By: Matthew C.
Year: 2021
School: South Lake Middle
Grade: 8
Science Teacher: Jamie Sodorff

Climate change is one of the most pressing issues of the century. As temperatures increase and our oceans acidify, we must be vigilant in shifting our world to renewable energy sources or be prepared to address global issues such as food insecurity and agricultural sustainability. The goal of this research project is to focus on the effects of salt on plant growth, as salt deposits are one of the major implications of climate change to agriculture. This study will also be looking into the metabolites and biomarkers that are produced by salt stress and what stress signaling pathways are used. The hypothesis for this project was that higher amounts of salt would incrementally stunt the growth of the plant and that as a result, less nutrients such as amino acids and vitamins would be released.

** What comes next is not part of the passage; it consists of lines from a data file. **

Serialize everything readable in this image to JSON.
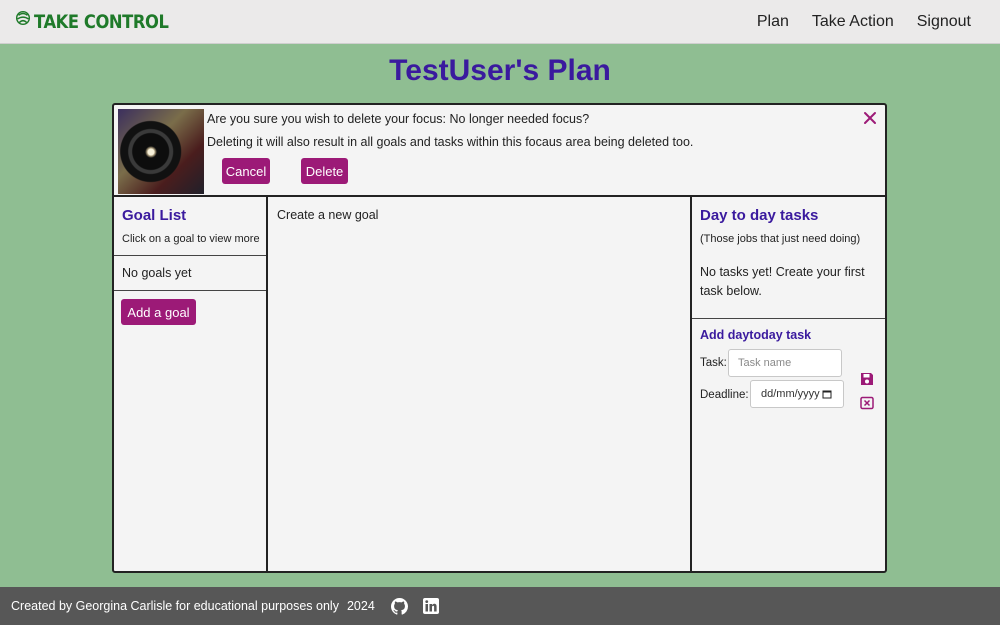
{
  "header": {
    "logo_text": "TAKE CONTROL",
    "nav": [
      "Plan",
      "Take Action",
      "Signout"
    ]
  },
  "page": {
    "title": "TestUser's Plan"
  },
  "confirm": {
    "question": "Are you sure you wish to delete your focus: No longer needed focus?",
    "note": "Deleting it will also result in all goals and tasks within this focaus area being deleted too.",
    "cancel_label": "Cancel",
    "delete_label": "Delete"
  },
  "goals": {
    "heading": "Goal List",
    "subtitle": "Click on a goal to view more",
    "empty_text": "No goals yet",
    "add_label": "Add a goal"
  },
  "main": {
    "create_goal": "Create a new goal"
  },
  "tasks": {
    "heading": "Day to day tasks",
    "subtitle": "(Those jobs that just need doing)",
    "empty_text": "No tasks yet! Create your first task below.",
    "add_heading": "Add daytoday task",
    "task_label": "Task:",
    "task_placeholder": "Task name",
    "deadline_label": "Deadline:",
    "deadline_value": "dd/mm/yyyy"
  },
  "footer": {
    "credit": "Created by Georgina Carlisle for educational purposes only",
    "year": "2024"
  },
  "colors": {
    "brand_green": "#1f7a2a",
    "title_purple": "#3a1a9e",
    "button_magenta": "#9c1a77",
    "page_bg": "#8fbe92",
    "footer_bg": "#575757"
  },
  "icons": [
    "logo-leaf-icon",
    "close-icon",
    "calendar-icon",
    "save-icon",
    "cancel-icon",
    "github-icon",
    "linkedin-icon"
  ]
}
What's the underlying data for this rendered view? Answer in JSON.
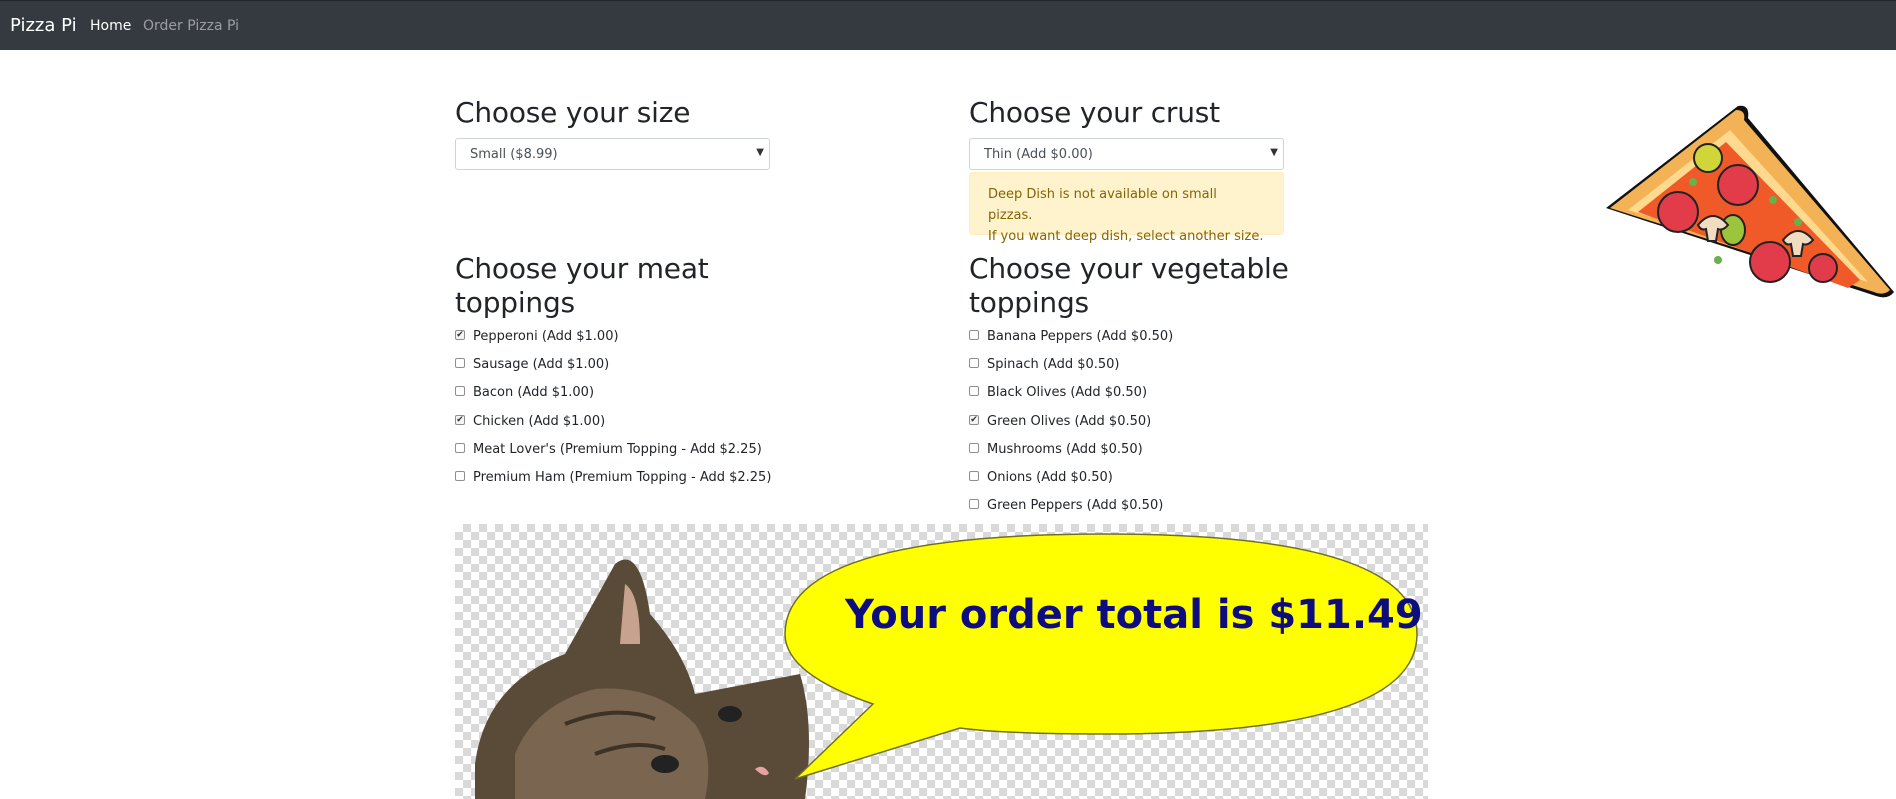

This experiment involved the use of two species of plants named Zinnia elegans and Ocimum basilicum, more commonly known as basil. Each species was watered with seven different salinities of water: 0, 0.6, 1.25, 2.5, 5, 10, 20 ppt. To accurately and efficiently measure out the correct salinity, a 200ppt stock solution was made. When watering the trials, a 10-fold dilution was used to create the 20ppt solution and subsequent 2-fold dilutions were made to produce the correct salinity for the following salinity measurements. Two trials were used for each of the seven different salinities, creating a total of fourteen trials for one species.

The original hypothesis that predicted that salt would be a detriment to plant growth was partially supported by the data. In the Zinnia elegans trials, the amount of salt was inversely proportional to the height of the plant and so the salinity measurement that grew the most was the control. However, in the basil trials, plant growth peaked at 0.6ppt and slightly saltier trials like 1.25ppt grew more than the control. This could indicate that the species Ocimum basilicum thrives in slightly saltier environments or that there was an element of human error in the experimentation process that caused this result. One interesting part about some of the plant trials was that white fungus, sometimes green, grew on the chopstick that measured the plants’ growth. In some cases, this fungus spread to the leaves and stems of the plant itself. Although it is not known whether the fungus on the plant could have stunted the growth of the 0ppt trials, it is a possibility that needs to be investigated in more detail.